Am Fam Physician. 1998;57(11):2848
Patients with intravenous catheters may experience phlebitis, catheter-related infections and obstruction of the catheter. In 1981, the Centers for Disease Control and Prevention (CDC) recommended routine replacement of peripheral intravenous catheters every 48 to 72 hours “because of a sharp increase in the rate of infection after this length of time.” Guidelines from the CDC in 1996 continued to recommend rotating catheter sites at 48- to 72-hour intervals. Bregenzer and colleagues evaluated the risks associated with leaving peripheral intravenous catheters in place for as long as they are needed.
A total of 451 patients were enrolled in the study, and 609 catheters that were left in place for one to 28 days were evaluated. The study population included consecutive patients in surgical and medical intensive care units. No disinfection was allowed before removal of the catheter to prevent false-negative results. On removal, the catheter was sent for laboratory analysis.
Clinical complications occurred with 156 catheters (25.6 percent). These complications included phlebitis (19.7 percent), catheter-related infections (6.9 percent) and obstructions (6.0 percent). No significant increase was apparent in the day-specific risk for any of the outcome variables after the second day of catheter placement. The mean duration of catheterization was 3.9 to 4.6 days for catheters with obstruction, phlebitis and positive culture results, which did not differ significantly from those without complications. A total of 223 catheters were left in place for more than three days. No catheter-related bloodstream infections occurred in the study subjects.
The authors conclude that a correlation between phlebitis and catheter infection could not be confirmed. The data suggest that the risk depends on the total number of days that a catheter is in place and not on the duration of use of a single catheter.

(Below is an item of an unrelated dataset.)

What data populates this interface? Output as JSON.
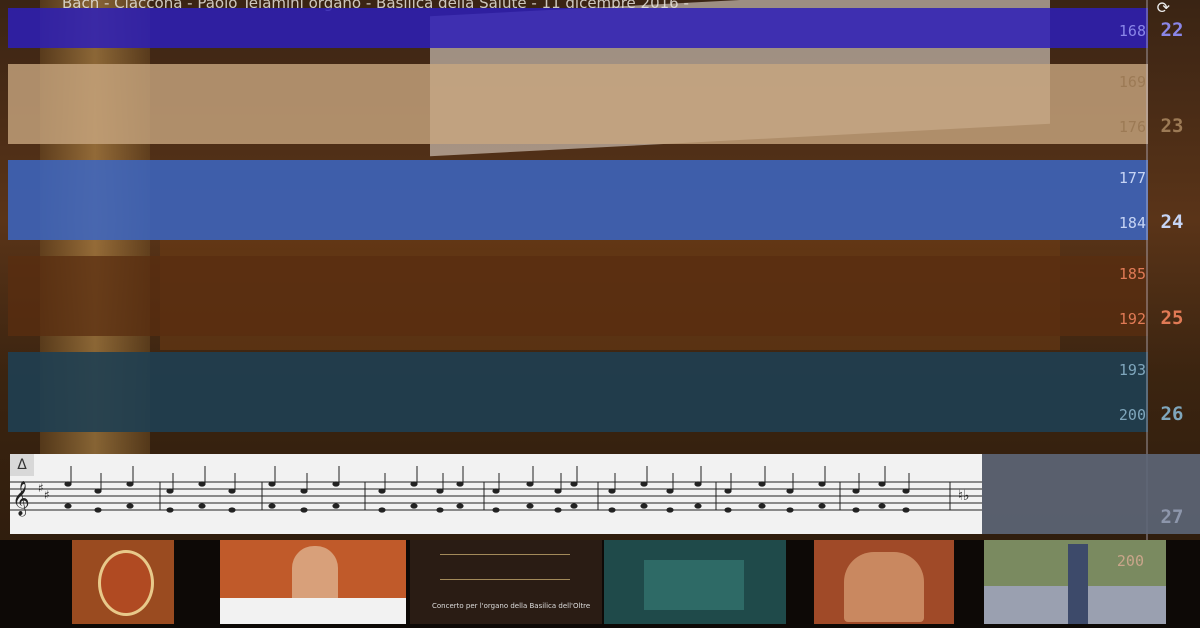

The additional cost and discomfort for the patient do not support routine replacement.